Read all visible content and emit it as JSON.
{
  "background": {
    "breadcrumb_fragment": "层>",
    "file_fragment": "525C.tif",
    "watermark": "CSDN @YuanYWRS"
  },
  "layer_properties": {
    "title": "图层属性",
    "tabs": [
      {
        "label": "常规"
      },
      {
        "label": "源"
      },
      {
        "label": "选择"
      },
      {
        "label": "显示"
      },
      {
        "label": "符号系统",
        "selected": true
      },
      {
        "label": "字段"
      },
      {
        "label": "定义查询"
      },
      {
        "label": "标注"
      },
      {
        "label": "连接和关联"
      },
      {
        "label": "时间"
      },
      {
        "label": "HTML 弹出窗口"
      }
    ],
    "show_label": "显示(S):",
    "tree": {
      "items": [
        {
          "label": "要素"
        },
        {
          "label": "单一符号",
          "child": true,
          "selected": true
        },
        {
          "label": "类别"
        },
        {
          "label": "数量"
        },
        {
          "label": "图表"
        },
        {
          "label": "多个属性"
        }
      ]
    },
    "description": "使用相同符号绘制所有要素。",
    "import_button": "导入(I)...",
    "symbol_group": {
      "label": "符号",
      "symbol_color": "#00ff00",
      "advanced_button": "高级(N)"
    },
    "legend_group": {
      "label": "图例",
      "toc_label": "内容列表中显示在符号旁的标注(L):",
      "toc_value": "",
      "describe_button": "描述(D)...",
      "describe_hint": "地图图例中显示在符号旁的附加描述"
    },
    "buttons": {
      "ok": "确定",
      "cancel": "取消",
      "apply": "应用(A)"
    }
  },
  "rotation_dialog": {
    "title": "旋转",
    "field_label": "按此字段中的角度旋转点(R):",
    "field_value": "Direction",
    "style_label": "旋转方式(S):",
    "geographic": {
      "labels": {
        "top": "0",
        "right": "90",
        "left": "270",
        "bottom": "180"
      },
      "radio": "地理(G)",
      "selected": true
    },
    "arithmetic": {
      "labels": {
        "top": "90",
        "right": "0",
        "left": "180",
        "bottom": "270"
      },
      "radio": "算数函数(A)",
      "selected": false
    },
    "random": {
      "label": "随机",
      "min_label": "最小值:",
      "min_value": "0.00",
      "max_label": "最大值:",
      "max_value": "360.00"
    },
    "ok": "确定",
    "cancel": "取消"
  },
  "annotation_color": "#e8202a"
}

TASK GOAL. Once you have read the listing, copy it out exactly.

ANSWER AREA.
Read all visible content and emit it as JSON.
{
  "background": {
    "breadcrumb_fragment": "层>",
    "file_fragment": "525C.tif",
    "watermark": "CSDN @YuanYWRS"
  },
  "layer_properties": {
    "title": "图层属性",
    "tabs": [
      {
        "label": "常规"
      },
      {
        "label": "源"
      },
      {
        "label": "选择"
      },
      {
        "label": "显示"
      },
      {
        "label": "符号系统",
        "selected": true
      },
      {
        "label": "字段"
      },
      {
        "label": "定义查询"
      },
      {
        "label": "标注"
      },
      {
        "label": "连接和关联"
      },
      {
        "label": "时间"
      },
      {
        "label": "HTML 弹出窗口"
      }
    ],
    "show_label": "显示(S):",
    "tree": {
      "items": [
        {
          "label": "要素"
        },
        {
          "label": "单一符号",
          "child": true,
          "selected": true
        },
        {
          "label": "类别"
        },
        {
          "label": "数量"
        },
        {
          "label": "图表"
        },
        {
          "label": "多个属性"
        }
      ]
    },
    "description": "使用相同符号绘制所有要素。",
    "import_button": "导入(I)...",
    "symbol_group": {
      "label": "符号",
      "symbol_color": "#00ff00",
      "advanced_button": "高级(N)"
    },
    "legend_group": {
      "label": "图例",
      "toc_label": "内容列表中显示在符号旁的标注(L):",
      "toc_value": "",
      "describe_button": "描述(D)...",
      "describe_hint": "地图图例中显示在符号旁的附加描述"
    },
    "buttons": {
      "ok": "确定",
      "cancel": "取消",
      "apply": "应用(A)"
    }
  },
  "rotation_dialog": {
    "title": "旋转",
    "field_label": "按此字段中的角度旋转点(R):",
    "field_value": "Direction",
    "style_label": "旋转方式(S):",
    "geographic": {
      "labels": {
        "top": "0",
        "right": "90",
        "left": "270",
        "bottom": "180"
      },
      "radio": "地理(G)",
      "selected": true
    },
    "arithmetic": {
      "labels": {
        "top": "90",
        "right": "0",
        "left": "180",
        "bottom": "270"
      },
      "radio": "算数函数(A)",
      "selected": false
    },
    "random": {
      "label": "随机",
      "min_label": "最小值:",
      "min_value": "0.00",
      "max_label": "最大值:",
      "max_value": "360.00"
    },
    "ok": "确定",
    "cancel": "取消"
  },
  "annotation_color": "#e8202a"
}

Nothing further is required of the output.